"He saw a situation where people were in danger, but he didn't hesitate to help," Michaels said, and put his own life at risk to save others.

Speaking quietly and briefly, Butts told the standing-room-only crowd, "I think the world is a better place when we help each other."

Saving Cheyann: Michaels honored a dozen firefighters for their efforts to save Cheyann Miller, a young mother struck and pinned between two vehicles by a drugged driver on Aug. 10, 2016.

Miller was on hand and told the firefighters, "I'm so grateful to you guys. ... You guys saved my life."

Honored were: Deputy Fire Chief Chad Deardorff, Assistant Fire Chief Ed Hamilton, Capt. Bill Sleeger and firefighters Kevin Pflaum, Randy Rauhauser, Erik Swanson, Jonathan Spencer, Chuck Sleeger, Shawn Caruso, Michael Zaler, Arthur Harman and Holtzapple.

More:Young mom's life changed forever by alleged drugged driver

More:Prison for drugged driver who struck York City mother

Chief's commendation: Four firefighters received chief's commendations for rescuing a resident from a burning home in the 300 block of West Philadelphia Street on Jan. 31, 2016.

Two White Rose Ambulance emergency medical technicians — Scott Kurtz and William Summe — also were recognized for their contribution.

The EMTs spotted smoke in the building and alerted 911, Michaels said.

Heavy smoke: Smoke inside the building was too heavy for them to get to a second-floor resident, but they found a third-floor resident and got her out safely, the chief said.

Both EMTs were treated for smoke inhalation, Michaels said.

Responding firefighters then found and saved an unconscious resident on the second floor after forcing open the person's apartment door, despite enduring extreme heat conditions.

The woman was in serious condition, but she recovered, the chief said.

Receiving chief's commendations were: Capt. Adam Smith and firefighters Shawn Firestone, Marc Ott and Shawn Caruso.

Fire victim saved: Oct. 29 was one of the busiest days in the history of the York City Fire Department, according to Michaels.

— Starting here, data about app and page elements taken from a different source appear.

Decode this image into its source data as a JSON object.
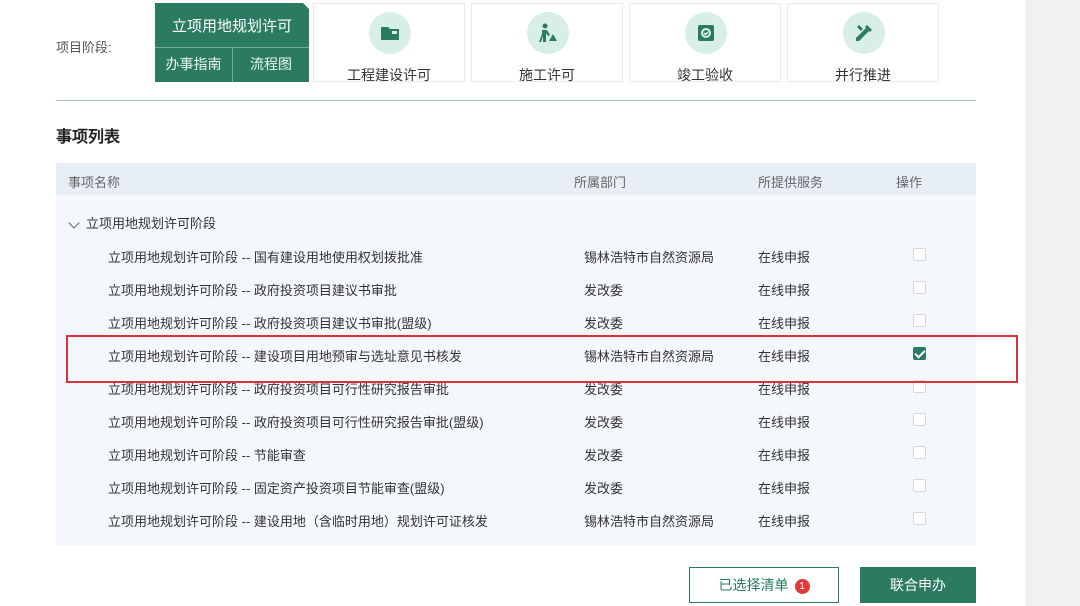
{
  "stage_label": "项目阶段:",
  "active_stage": {
    "title": "立项用地规划许可",
    "sub_tabs": [
      "办事指南",
      "流程图"
    ]
  },
  "stages": [
    {
      "label": "工程建设许可",
      "icon": "folder-icon"
    },
    {
      "label": "施工许可",
      "icon": "construction-worker-icon"
    },
    {
      "label": "竣工验收",
      "icon": "inspection-box-icon"
    },
    {
      "label": "并行推进",
      "icon": "ruler-pencil-icon"
    }
  ],
  "section_title": "事项列表",
  "table": {
    "headers": [
      "事项名称",
      "所属部门",
      "所提供服务",
      "操作"
    ],
    "group": "立项用地规划许可阶段",
    "rows": [
      {
        "name": "立项用地规划许可阶段 -- 国有建设用地使用权划拨批准",
        "dept": "锡林浩特市自然资源局",
        "service": "在线申报",
        "checked": false
      },
      {
        "name": "立项用地规划许可阶段 -- 政府投资项目建议书审批",
        "dept": "发改委",
        "service": "在线申报",
        "checked": false
      },
      {
        "name": "立项用地规划许可阶段 -- 政府投资项目建议书审批(盟级)",
        "dept": "发改委",
        "service": "在线申报",
        "checked": false
      },
      {
        "name": "立项用地规划许可阶段 -- 建设项目用地预审与选址意见书核发",
        "dept": "锡林浩特市自然资源局",
        "service": "在线申报",
        "checked": true
      },
      {
        "name": "立项用地规划许可阶段 -- 政府投资项目可行性研究报告审批",
        "dept": "发改委",
        "service": "在线申报",
        "checked": false
      },
      {
        "name": "立项用地规划许可阶段 -- 政府投资项目可行性研究报告审批(盟级)",
        "dept": "发改委",
        "service": "在线申报",
        "checked": false
      },
      {
        "name": "立项用地规划许可阶段 -- 节能审查",
        "dept": "发改委",
        "service": "在线申报",
        "checked": false
      },
      {
        "name": "立项用地规划许可阶段 -- 固定资产投资项目节能审查(盟级)",
        "dept": "发改委",
        "service": "在线申报",
        "checked": false
      },
      {
        "name": "立项用地规划许可阶段 -- 建设用地（含临时用地）规划许可证核发",
        "dept": "锡林浩特市自然资源局",
        "service": "在线申报",
        "checked": false
      }
    ]
  },
  "buttons": {
    "selected_list": "已选择清单",
    "selected_count": "1",
    "joint_apply": "联合申办"
  },
  "colors": {
    "primary": "#2b7b63",
    "highlight_border": "#d9323a",
    "badge": "#e03a3a"
  }
}
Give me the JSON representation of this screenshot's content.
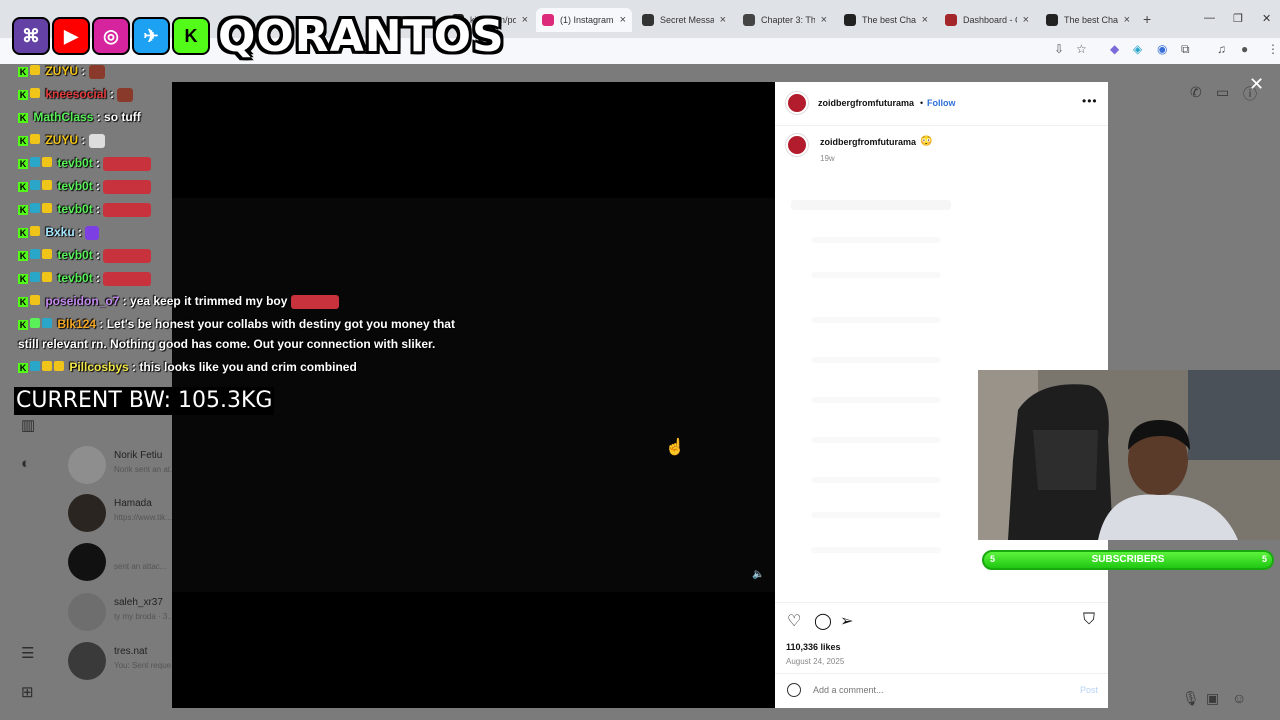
{
  "browser": {
    "tabs": [
      {
        "label": "kick.com/pop...",
        "color": "#1f1f1f"
      },
      {
        "label": "(1) Instagram -",
        "color": "#dd2a7b"
      },
      {
        "label": "Secret Messag",
        "color": "#333333"
      },
      {
        "label": "Chapter 3: The",
        "color": "#444444"
      },
      {
        "label": "The best Chat",
        "color": "#222222"
      },
      {
        "label": "Dashboard - C",
        "color": "#a3262b"
      },
      {
        "label": "The best Chat",
        "color": "#222222"
      }
    ],
    "new_tab": "+",
    "win_min": "—",
    "win_max": "❐",
    "win_close": "✕"
  },
  "overlay": {
    "channel_name": "QORANTOS",
    "platforms": [
      "twitch",
      "youtube",
      "instagram",
      "twitter",
      "kick"
    ],
    "bodyweight": "CURRENT BW: 105.3KG",
    "subs": {
      "left": "5",
      "label": "SUBSCRIBERS",
      "right": "5"
    }
  },
  "chat": [
    {
      "user": "ZUYU",
      "text": "",
      "color": "#f0c419"
    },
    {
      "user": "kneesocial",
      "text": "",
      "color": "#e23b3b"
    },
    {
      "user": "MathClass",
      "text": "so tuff",
      "color": "#5af05a"
    },
    {
      "user": "ZUYU",
      "text": "",
      "color": "#f0c419"
    },
    {
      "user": "tevb0t",
      "text": "",
      "color": "#5af05a"
    },
    {
      "user": "tevb0t",
      "text": "",
      "color": "#5af05a"
    },
    {
      "user": "tevb0t",
      "text": "",
      "color": "#5af05a"
    },
    {
      "user": "Bxku",
      "text": "",
      "color": "#a7e7ff"
    },
    {
      "user": "tevb0t",
      "text": "",
      "color": "#5af05a"
    },
    {
      "user": "tevb0t",
      "text": "",
      "color": "#5af05a"
    },
    {
      "user": "poseidon_o7",
      "text": "yea keep it trimmed my boy",
      "color": "#c58af0"
    },
    {
      "user": "Blk124",
      "text": "Let's be honest your collabs with destiny got you money that",
      "text2": "still relevant rn. Nothing good has come. Out your connection with sliker.",
      "color": "#f5a623"
    },
    {
      "user": "Pillcosbys",
      "text": "this looks like you and crim combined",
      "color": "#f0e64a"
    }
  ],
  "background": {
    "dm_rows": [
      {
        "name": "Norik Fetiu",
        "preview": "Norik sent an at..."
      },
      {
        "name": "Hamada",
        "preview": "https://www.tik..."
      },
      {
        "name": "",
        "preview": "sent an attac..."
      },
      {
        "name": "saleh_xr37",
        "preview": "ty my broda · 3..."
      },
      {
        "name": "tres.nat",
        "preview": "You: Sent reque..."
      }
    ]
  },
  "post": {
    "username": "zoidbergfromfuturama",
    "follow_label": "Follow",
    "dot": "•",
    "more": "•••",
    "caption_user": "zoidbergfromfuturama",
    "caption_emoji": "😳",
    "time_ago": "19w",
    "likes": "110,336 likes",
    "date": "August 24, 2025",
    "comment_placeholder": "Add a comment...",
    "post_label": "Post"
  },
  "icons": {
    "close": "✕",
    "mute": "🔈",
    "cursor": "☝"
  }
}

Crews were called to three working fires in 45 minutes, one of which went to three alarms, he said.

Three firefighters were already battling a blaze in the 200 block of South Duke Street when they were called to go to the 400 block of South George Street.

There, they found a multi-unit apartment building with someone trapped inside.

Despite heavy smoke, they found a victim on the third floor and were able to get the person safely outside using a fire escape, Michaels said.

Honored were firefighters Anthony Caruso, Malachi Cochran and Bryan Smallwood.

State Rep. Carol Hill-Evans, D-York City, was one of several officials in attendance and presented Holtzapple, Sheasley and Butts with congratulatory certificates.

Also recognized at the ceremony were the Kiltie Band of York, because "firefighters love bagpipes," Michaels said; the Rev. Kevin Shively of St. Matthew Evangelical Lutheran Church, who serves as the fire department's chaplain; and Dr. Matthew Howie, medical director for the City of York and executive director of the York Regional Opiate Collaborative.

— Reach Liz Evans Scolforo at levans@yorkdispatch.com or on Twitter at @LizScolforoYD.